8. MAKE SOME NOISE: To balance out the times we found ourselves shushing the kids, we set aside some time for purposeful noise by bringing along percussion instruments and some fun kids’ songs for them to play along with. And when the noise was too much for my sensitive ears, I put on our trusty drummer’s noise-cancellation headphones or slipped in a pair of earplugs! Somehow having the sound muffled made things a little more manageable for this noise-sensitive mama.

9. MAKE THE MOST OF STOPS: While you want to make stops as efficient as possible in order to get to your final destination in a timely manner, doing something active and fun at your stops can make all the difference in your travelers’ moods on the next stretch of the drive. One friend of mine takes a soccer ball for the kids to kick around at rest stops. I brought along bubbles to give the kids something to chase. And we used some of our stops to decorate the van with window clings and glow in the dark stars. And sometimes stops will lend themselves to an impromptu activity, like hunting pine cones or socializing with fellow travelers and their puppy dogs.

10. MAKE THE NIGHTTIME SHINE: I don’t know any other kids who are like this, but mine didn’t sleep one.single.minute of our 19 hour drive back from Florida this year. Luckily, when dark came and they still refused to shut their eyes, I had plenty to keep them happy until we got to our hotel. They loved the glow bracelets and had fun linking them together to make a circle the size of a hula hoop. We put on calm music to promote an atmosphere of rest and used book lights, something completely new to them, for some reading time. Another option is to use kids’ hand-squeeze flashlights. And then there were the glow in the dark stars that we’d used to decorate the car earlier.



Alright, Message in a Mason Jar readers, here is your chance to win your own Road Trip Looney Bin ($55 value)! I’ve put together a fun collection of some of my favorite items for keeping the kids happy in the car. This metal lunchbox includes your own aromatherapy play clay, hand-squeeze cow flashlight, Indestructibles book, fidget, flying pig finger puppet with magnetic snout, prism, shaker, glow bracelets and Cheerios bracelet kit.

Just subscribe to Message in a Mason Jar by entering your email in the box on the sidebar (or let me know if you’re an RSS subscriber) and comment on this post by 11:59 pm on Monday, May 28, 2012 for your chance to win.
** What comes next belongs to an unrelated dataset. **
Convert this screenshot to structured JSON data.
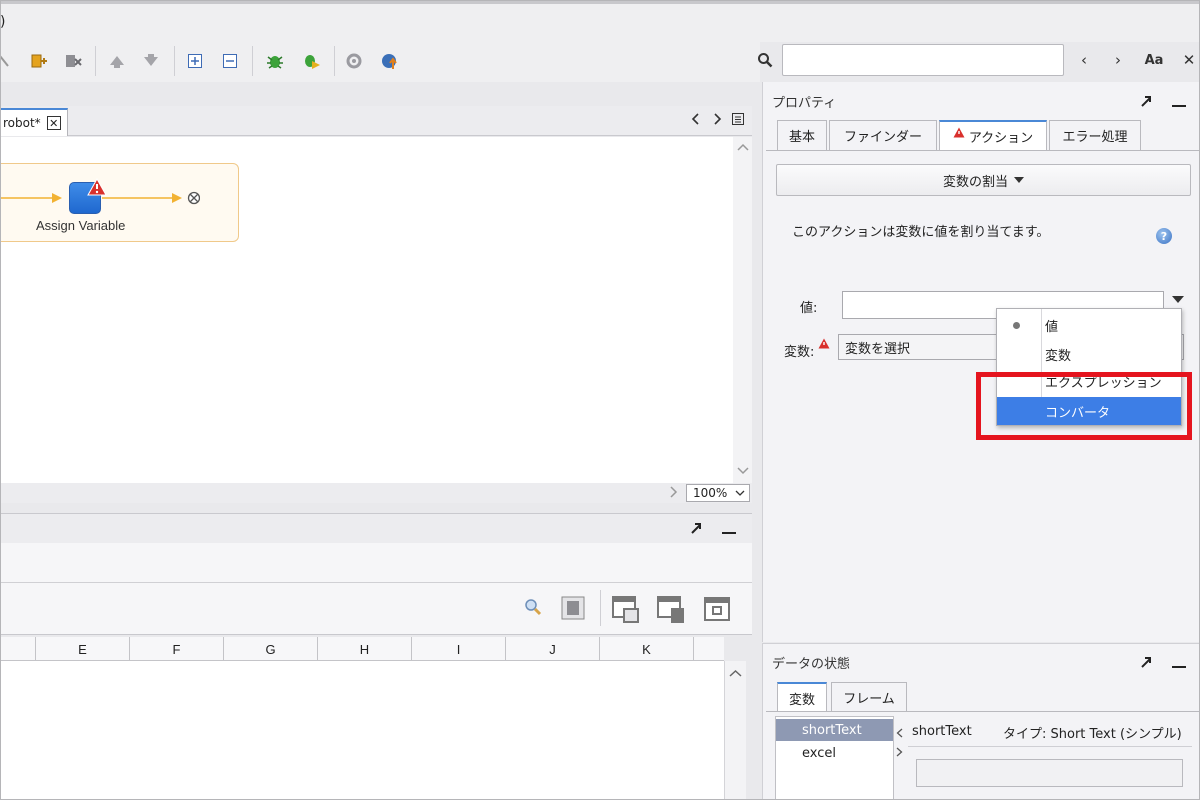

For extra entries, share this post on Facebook, tweet this post tagging me (@darcywileywords), and/or pin this post on Pinterest. Be sure to re-comment here for each extra entry and let me know where you shared the post. Ready, set, go!

Thanks to all who participated in Message in a Mason Jar’s first-ever giveaway! The giveaway is now closed, but feel free to keep sharing your road trip sanity ideas in the comments section as others may continue to stop by. The winner was chosen at random from this post’s eligible comments listed in the order received. And, without further ado, the winner is…Tristi! Congratulations and thanks again to all who’ve chimed in.